The Devil's Trick focuses Canada’s Involvement in the American War in Vietnam, a role which historians often overlook. John will talk about how Canada was a combatant, peacemaker, and weapons and sanctuary provider during this long-drawn-out war.
Q&A to follow, so please come prepared with some questions
Note: This event will be taking place over Zoom and Facebook Live.
If you are interested in purchasing The Devil’s Trick, please visit The Bookshelf’s website for ordering information.
John Boyko is the author of seven previous books, including Cold Fire: Kennedy's Northern Front, which was shortlisted for the Dafoe Literary Award for non-fiction, and Blood and Daring: How Canada Fought the American Civil War and Forged a Nation, which was shortlisted for a Governor General's award for its English-to-French translation, Voisins et ennemis. La guerre de Sécession et l'invention du Canada. Boyko is also an op. ed. contributor to the Globe and Mail, Calgary Herald, Ottawa Citizen, Montreal Gazette, Maclean's and more.

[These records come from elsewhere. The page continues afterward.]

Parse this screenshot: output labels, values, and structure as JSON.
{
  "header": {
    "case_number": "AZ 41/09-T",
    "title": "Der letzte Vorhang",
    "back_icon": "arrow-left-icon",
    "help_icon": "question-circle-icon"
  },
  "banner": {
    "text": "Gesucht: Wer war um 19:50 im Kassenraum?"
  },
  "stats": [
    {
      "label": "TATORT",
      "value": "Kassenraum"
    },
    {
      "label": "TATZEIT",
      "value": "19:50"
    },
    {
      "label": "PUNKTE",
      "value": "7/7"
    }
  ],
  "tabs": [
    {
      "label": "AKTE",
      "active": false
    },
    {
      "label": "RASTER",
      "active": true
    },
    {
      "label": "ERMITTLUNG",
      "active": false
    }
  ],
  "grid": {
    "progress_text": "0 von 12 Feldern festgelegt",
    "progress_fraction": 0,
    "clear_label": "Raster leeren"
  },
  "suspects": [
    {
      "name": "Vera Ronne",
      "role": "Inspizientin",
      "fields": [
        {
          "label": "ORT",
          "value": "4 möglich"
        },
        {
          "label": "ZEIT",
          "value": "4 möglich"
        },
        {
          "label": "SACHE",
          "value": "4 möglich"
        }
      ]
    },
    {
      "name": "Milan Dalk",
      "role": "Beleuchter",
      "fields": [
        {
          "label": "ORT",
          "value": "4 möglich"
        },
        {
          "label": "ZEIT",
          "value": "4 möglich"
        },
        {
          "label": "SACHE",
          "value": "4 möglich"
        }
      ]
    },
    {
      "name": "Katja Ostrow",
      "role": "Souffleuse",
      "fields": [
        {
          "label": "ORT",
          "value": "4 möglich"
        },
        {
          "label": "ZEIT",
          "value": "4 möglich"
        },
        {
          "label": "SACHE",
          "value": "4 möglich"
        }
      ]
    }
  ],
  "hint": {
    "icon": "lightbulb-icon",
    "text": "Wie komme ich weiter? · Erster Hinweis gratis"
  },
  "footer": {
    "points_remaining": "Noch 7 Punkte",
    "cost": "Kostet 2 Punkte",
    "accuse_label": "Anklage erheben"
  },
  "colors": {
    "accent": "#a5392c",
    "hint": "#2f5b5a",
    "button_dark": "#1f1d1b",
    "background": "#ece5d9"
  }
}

He also writes entries for the Canadian Encyclopedia.
About the The Devil’s Trick: When Brigadier General Sherwood Lett arrived in Vietnam over a decade before American troops, he and the Canadians under his command risked their lives trying to enforce an unstable peace while questioning whether they were merely handmaidens to a new war. As American battleships steamed across the Pacific, Canadian diplomat Blair Seaborn was meeting secretly in Hanoi with North Vietnam's prime minister; if American leaders accepted his roadmap to peace, those ships could be turned around before war began. Claire Culhane worked in a Canadian hospital in Vietnam and then returned home to implore Canadians to stop supporting what she deemed an immoral war. Joe Erickson was among 30,000 young Americans who changed Canada by evading the draft and heading north; Doug Carey was among 20,000 Canadians who enlisted with the American forces to serve in Vietnam. Rebecca Trinh and her family fled Saigon and joined the waves of desperate Indochinese refugees, thousands of whom forged new lives in Canada. Through these wide-ranging and fascinating accounts, Boyko exposes what he calls the Devil's wiliest trick: convincing leaders that war is desirable, the public that it's acceptable and combatants that what they are doing and seeing is normal, or at least necessary. In uncovering Canada's side of the story, he reveals the many secret and forgotten ways that Canada not only fought the war but was shaped by its lessons and lies.